▶ _Problem to solve_
Copy the data that follows, character for character, minus the pictures.

Excerpts from a dataset:
# # # #

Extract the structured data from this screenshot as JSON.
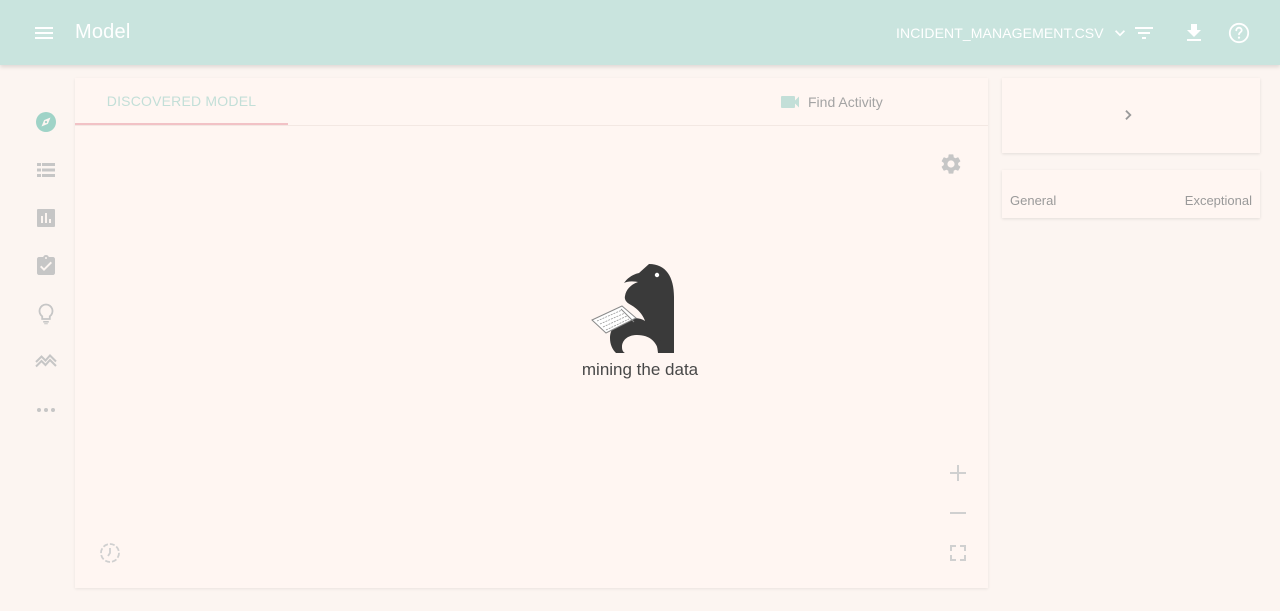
{
  "header": {
    "title": "Model",
    "file_name": "INCIDENT_MANAGEMENT.CSV",
    "icons": [
      "menu-icon",
      "chevron-down-icon",
      "filter-icon",
      "download-icon",
      "help-icon"
    ]
  },
  "rail": {
    "items": [
      "compass-icon",
      "list-icon",
      "chart-icon",
      "assignment-check-icon",
      "lightbulb-icon",
      "trend-icon",
      "more-icon"
    ],
    "active": "compass-icon"
  },
  "main": {
    "tab_label": "DISCOVERED MODEL",
    "find_activity_label": "Find Activity",
    "loading_text": "mining the data"
  },
  "side": {
    "tabs": [
      "General",
      "Exceptional"
    ]
  },
  "colors": {
    "header_bg": "#c9e4de",
    "page_bg": "#fcf5f1",
    "card_bg": "#fff6f2",
    "active_icon": "#9fd3c7",
    "tab_indicator": "#f2c2c6"
  }
}
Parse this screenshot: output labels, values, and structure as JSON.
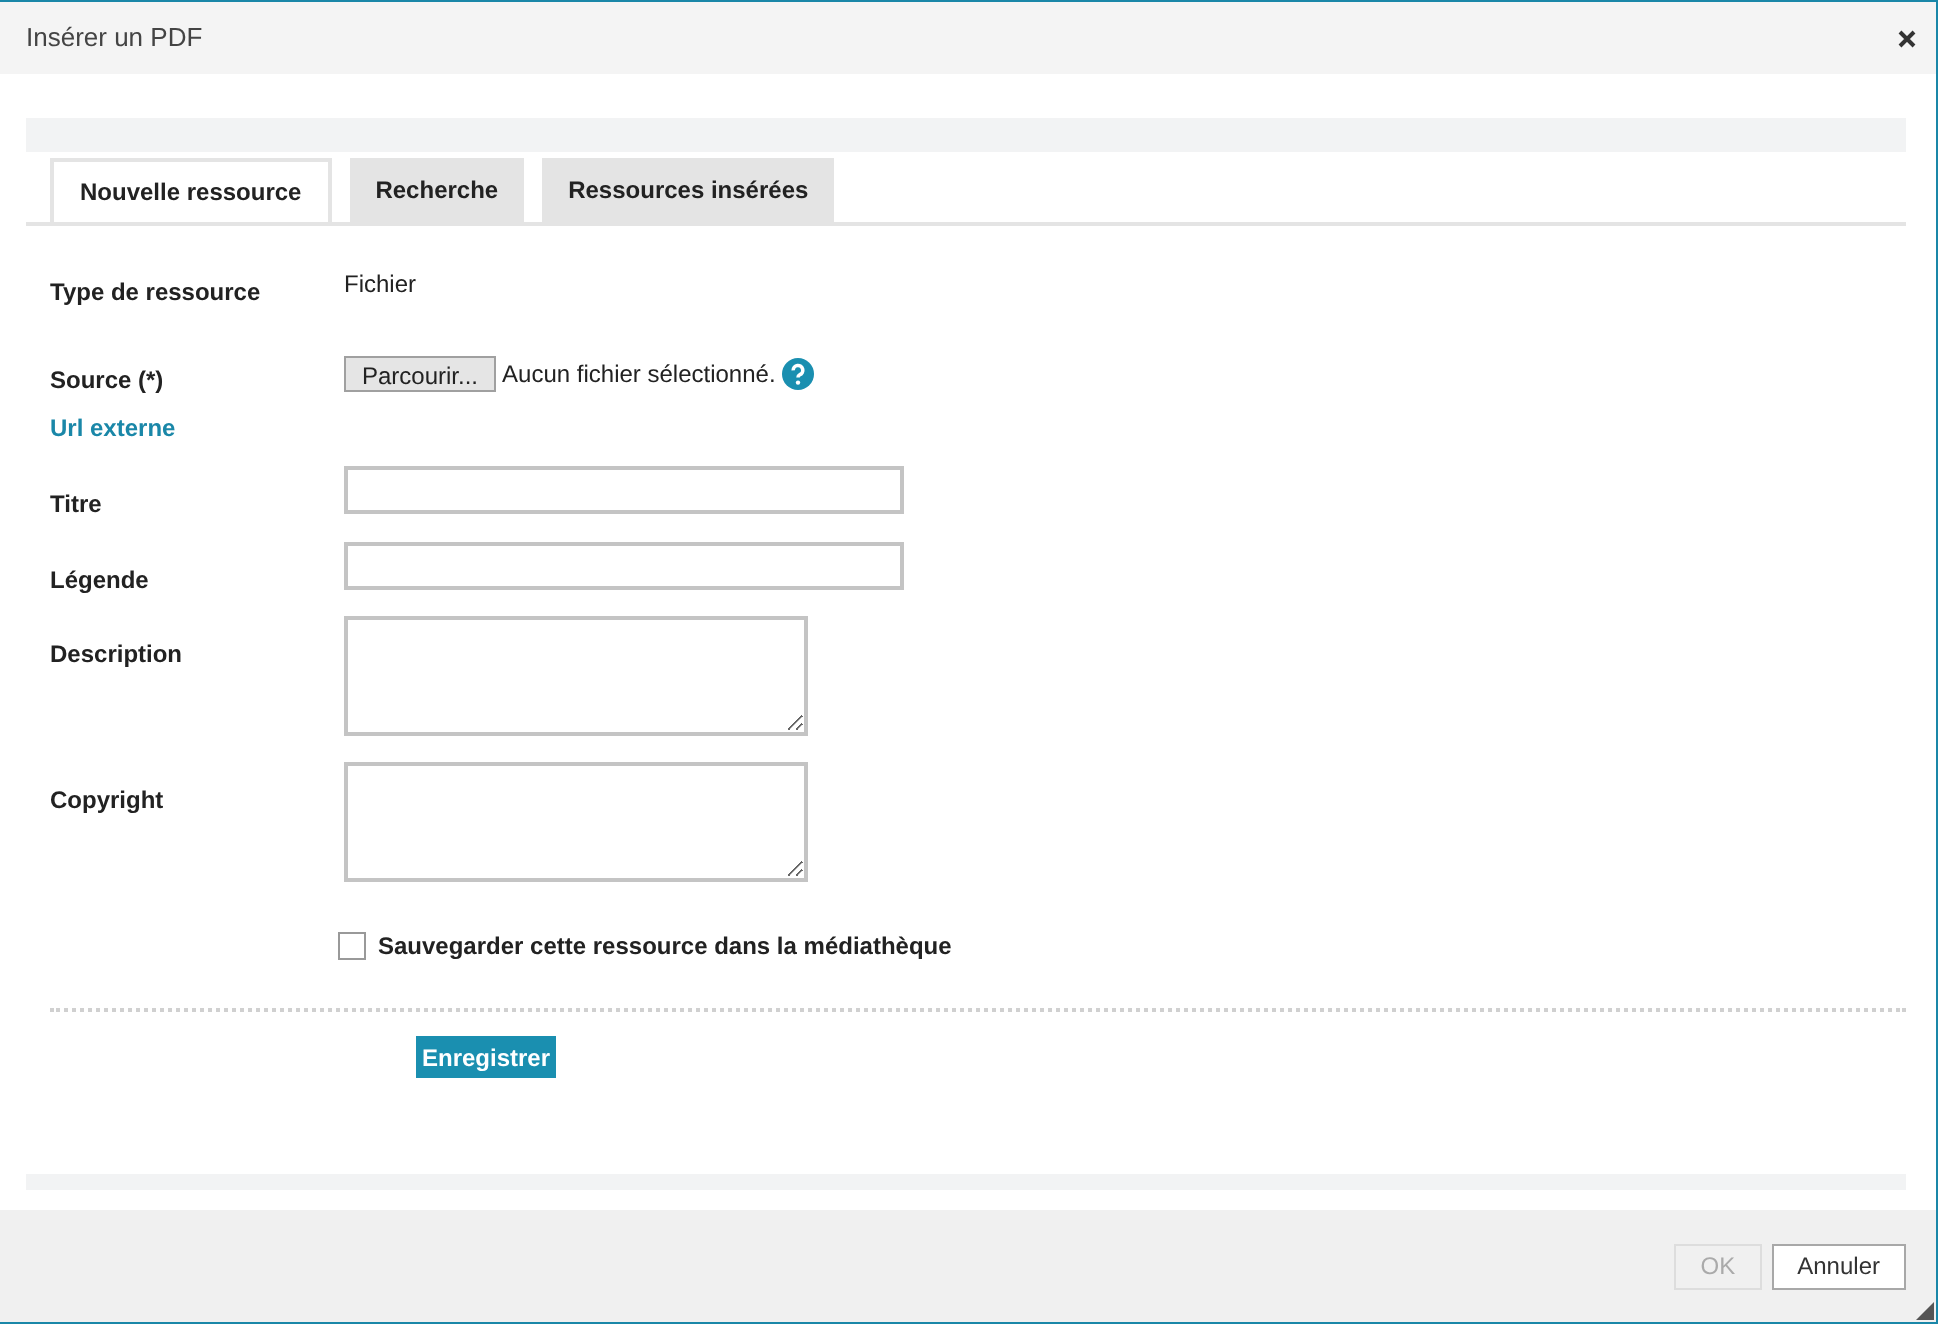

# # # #

▶ _Result_
Extract the structured data from this screenshot as JSON.
{
  "header": {
    "title": "Model",
    "file_name": "INCIDENT_MANAGEMENT.CSV",
    "icons": [
      "menu-icon",
      "chevron-down-icon",
      "filter-icon",
      "download-icon",
      "help-icon"
    ]
  },
  "rail": {
    "items": [
      "compass-icon",
      "list-icon",
      "chart-icon",
      "assignment-check-icon",
      "lightbulb-icon",
      "trend-icon",
      "more-icon"
    ],
    "active": "compass-icon"
  },
  "main": {
    "tab_label": "DISCOVERED MODEL",
    "find_activity_label": "Find Activity",
    "loading_text": "mining the data"
  },
  "side": {
    "tabs": [
      "General",
      "Exceptional"
    ]
  },
  "colors": {
    "header_bg": "#c9e4de",
    "page_bg": "#fcf5f1",
    "card_bg": "#fff6f2",
    "active_icon": "#9fd3c7",
    "tab_indicator": "#f2c2c6"
  }
}
Parse this screenshot: output labels, values, and structure as JSON.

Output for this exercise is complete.